In the other semifinal, Sano, the fifth seed, got past Sanchez 11-10.
Bellinger, who took his pitches from his father Clay Bellinger, a former major league hitter, was asked before his semifinal what he thought his chances were to defeat Judge.
"Negative 12," Bellinger joked.
Stanton reacts after losing to Sanchez in the first round. Photo by Gary I Rothstein/UPI
Stanton, meanwhile, lost 17-16 to Sanchez. Stanton, who set a Home Run Derby record last year by smashing 61 homers in San Diego, nearly caught Sanchez but fell short on his last two attempts. Stanton had just one homer in his first 11 swings.
"I started out with too many popups," said Stanton, whose 61 homers last year were 14 more than Judge had on Monday.
Also failing to get past the first round were fourth-seeded Kansas City Royals third baseman Mike Moustakas and sixth-seeded Colorado Rockies outfielder Charlie Blackmon.
Moustakas lost 11-10 to Sano.

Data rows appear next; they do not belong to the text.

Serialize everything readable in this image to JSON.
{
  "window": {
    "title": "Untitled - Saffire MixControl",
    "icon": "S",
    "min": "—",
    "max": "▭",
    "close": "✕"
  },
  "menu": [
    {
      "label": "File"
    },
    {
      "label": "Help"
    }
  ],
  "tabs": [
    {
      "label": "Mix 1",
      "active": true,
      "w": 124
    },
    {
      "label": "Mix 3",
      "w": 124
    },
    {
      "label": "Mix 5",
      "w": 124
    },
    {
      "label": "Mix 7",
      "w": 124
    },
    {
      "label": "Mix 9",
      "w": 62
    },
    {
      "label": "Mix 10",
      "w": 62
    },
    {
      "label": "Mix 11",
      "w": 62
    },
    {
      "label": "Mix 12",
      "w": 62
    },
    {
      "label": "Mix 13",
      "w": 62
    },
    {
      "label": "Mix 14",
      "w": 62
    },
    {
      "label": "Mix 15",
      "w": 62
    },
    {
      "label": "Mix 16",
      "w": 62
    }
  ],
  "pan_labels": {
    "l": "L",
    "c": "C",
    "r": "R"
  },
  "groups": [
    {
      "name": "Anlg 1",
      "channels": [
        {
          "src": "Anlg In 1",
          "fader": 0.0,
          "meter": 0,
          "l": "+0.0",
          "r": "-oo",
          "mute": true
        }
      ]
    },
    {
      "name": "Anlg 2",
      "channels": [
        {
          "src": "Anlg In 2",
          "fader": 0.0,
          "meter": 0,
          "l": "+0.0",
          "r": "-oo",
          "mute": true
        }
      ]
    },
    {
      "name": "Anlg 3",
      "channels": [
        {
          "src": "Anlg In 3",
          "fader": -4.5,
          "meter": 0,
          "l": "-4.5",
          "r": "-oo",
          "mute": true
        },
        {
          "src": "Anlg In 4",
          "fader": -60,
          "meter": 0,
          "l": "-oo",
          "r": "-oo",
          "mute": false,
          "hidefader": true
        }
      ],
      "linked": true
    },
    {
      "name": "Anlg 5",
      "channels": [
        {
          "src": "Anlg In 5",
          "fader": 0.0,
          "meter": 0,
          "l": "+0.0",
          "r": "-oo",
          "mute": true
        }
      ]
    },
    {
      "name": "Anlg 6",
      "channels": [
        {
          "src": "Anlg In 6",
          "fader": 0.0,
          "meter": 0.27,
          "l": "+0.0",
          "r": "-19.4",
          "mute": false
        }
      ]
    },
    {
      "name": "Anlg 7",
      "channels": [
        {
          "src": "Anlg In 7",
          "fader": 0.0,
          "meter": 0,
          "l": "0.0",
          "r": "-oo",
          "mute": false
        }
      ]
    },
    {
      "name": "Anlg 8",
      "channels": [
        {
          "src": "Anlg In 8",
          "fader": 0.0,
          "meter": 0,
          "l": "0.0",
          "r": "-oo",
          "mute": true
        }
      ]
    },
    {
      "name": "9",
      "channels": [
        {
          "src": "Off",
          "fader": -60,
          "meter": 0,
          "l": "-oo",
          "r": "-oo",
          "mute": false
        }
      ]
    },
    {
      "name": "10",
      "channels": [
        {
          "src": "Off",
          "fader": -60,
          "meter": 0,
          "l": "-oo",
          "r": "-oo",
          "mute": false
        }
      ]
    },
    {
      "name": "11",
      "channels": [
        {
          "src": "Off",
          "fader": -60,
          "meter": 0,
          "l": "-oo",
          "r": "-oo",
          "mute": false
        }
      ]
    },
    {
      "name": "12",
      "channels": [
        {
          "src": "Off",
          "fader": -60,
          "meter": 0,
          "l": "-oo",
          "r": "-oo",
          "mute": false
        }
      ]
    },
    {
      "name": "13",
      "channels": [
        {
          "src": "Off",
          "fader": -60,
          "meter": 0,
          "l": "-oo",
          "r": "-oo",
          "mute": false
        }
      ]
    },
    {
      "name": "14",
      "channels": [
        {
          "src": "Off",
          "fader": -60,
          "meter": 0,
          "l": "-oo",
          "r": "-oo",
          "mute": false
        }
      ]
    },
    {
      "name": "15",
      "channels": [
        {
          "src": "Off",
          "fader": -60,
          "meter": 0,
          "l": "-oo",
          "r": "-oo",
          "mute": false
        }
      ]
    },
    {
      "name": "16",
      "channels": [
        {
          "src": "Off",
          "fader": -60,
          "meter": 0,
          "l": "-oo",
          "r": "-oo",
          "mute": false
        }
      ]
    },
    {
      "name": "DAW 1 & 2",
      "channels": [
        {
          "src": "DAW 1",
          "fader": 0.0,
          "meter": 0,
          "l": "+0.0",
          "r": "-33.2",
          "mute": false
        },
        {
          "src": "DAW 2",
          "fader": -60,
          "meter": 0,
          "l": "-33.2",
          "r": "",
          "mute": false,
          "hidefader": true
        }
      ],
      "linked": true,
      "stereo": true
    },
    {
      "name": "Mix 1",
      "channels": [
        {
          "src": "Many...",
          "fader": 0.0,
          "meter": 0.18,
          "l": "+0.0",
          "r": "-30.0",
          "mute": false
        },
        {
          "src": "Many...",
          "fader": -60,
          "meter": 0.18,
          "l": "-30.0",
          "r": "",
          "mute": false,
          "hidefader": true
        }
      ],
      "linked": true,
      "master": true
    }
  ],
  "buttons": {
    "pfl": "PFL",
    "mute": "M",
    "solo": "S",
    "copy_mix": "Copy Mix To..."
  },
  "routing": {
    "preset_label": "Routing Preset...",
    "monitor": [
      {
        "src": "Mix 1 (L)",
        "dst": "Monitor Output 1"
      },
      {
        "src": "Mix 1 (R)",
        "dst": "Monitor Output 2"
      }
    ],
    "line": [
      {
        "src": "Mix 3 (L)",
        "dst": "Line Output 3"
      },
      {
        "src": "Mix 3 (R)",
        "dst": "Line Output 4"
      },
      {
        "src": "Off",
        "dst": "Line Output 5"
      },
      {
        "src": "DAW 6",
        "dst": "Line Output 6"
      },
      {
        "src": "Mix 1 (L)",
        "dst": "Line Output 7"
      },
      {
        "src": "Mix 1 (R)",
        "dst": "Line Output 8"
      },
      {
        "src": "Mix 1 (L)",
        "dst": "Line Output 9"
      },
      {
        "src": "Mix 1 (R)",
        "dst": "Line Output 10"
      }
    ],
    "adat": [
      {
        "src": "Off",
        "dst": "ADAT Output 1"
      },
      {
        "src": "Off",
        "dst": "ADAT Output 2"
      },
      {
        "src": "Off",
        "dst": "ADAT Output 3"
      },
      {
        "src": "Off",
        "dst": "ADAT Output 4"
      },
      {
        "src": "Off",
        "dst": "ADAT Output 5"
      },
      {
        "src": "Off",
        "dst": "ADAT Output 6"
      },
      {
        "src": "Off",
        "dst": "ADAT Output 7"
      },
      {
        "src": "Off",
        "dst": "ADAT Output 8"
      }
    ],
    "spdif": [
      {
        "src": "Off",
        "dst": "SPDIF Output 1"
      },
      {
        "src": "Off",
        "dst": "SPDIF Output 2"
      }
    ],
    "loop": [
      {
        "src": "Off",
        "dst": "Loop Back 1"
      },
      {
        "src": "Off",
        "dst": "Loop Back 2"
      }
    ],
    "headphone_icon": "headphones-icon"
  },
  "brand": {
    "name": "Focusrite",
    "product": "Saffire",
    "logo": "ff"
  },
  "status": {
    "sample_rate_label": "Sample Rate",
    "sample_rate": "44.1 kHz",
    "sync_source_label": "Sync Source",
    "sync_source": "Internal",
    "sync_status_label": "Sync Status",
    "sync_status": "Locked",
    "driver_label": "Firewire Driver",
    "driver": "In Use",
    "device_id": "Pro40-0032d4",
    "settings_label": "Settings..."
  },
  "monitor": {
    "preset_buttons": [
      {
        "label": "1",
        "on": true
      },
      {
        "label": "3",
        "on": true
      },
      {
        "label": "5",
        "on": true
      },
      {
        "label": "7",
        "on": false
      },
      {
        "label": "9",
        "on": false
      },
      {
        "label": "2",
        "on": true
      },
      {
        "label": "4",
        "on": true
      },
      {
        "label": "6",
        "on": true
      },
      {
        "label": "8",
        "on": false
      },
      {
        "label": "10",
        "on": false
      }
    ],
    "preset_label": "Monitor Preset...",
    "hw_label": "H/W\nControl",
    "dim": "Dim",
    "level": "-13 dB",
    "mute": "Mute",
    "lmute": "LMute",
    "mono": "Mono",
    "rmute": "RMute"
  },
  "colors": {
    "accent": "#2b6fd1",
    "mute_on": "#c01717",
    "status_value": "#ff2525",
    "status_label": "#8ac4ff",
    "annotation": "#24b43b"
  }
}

Moustakas, a lefty hitter, seemed to be on the verge of winning his matchup but fell short on his final seven swings. With time running down, his last attempt one-hopped the fence in right.
Blackmon lost 15-14 to Bellinger, who rallied late. Bellinger tied the score 14-14 on his last swing of regulation and earned 30 seconds bonus time because it was his second bomb of more than 440 feet. He then beat Blackmon on his final swing of bonus time.
Before the Home Run Derby, Blackmon, who bats leadoff for the Rockies and is much smaller than Judge and Stanton at 6-3, 210 pounds, was asked if he felt he belonged in a slugging contest with the aforementioned giants.
"No," Blackmon said as reporters chuckled.
As it turned out, on this night at least, no one could stack up to Judge, who smiled as he let loose with his final swing of the night -- a 458-foot line drive to center field.
The signs at Marlins Park read from fans wearing courtroom robes and white wigs: "Case Dismissed."
New York Yankees Aaron Judge holds the home run derby winning trophy. Photo by Gary I Rothstein/UPI
The only hitters to win the Home Run Derby in their home park were Chicago Cubs 2B Ryne Sandberg at Wrigley Field in 1990 and Cincinnati Reds 3B Todd Frazier at the Great American Ballpark in 2015.
The only hitters to repeat as champs since the Derby started in 1985 were Seattle Mariners CF Ken Griffey Jr. in 1998 and 1999 and Oakland A's LF Yoenis Cespedes in 2013 and 2014.
Despite his early exit on Monday, Marlins RF Giancarlo Stanton can take comfort in knowing that his 15 homers this season that have traveled at least 450 feet are the most in the majors.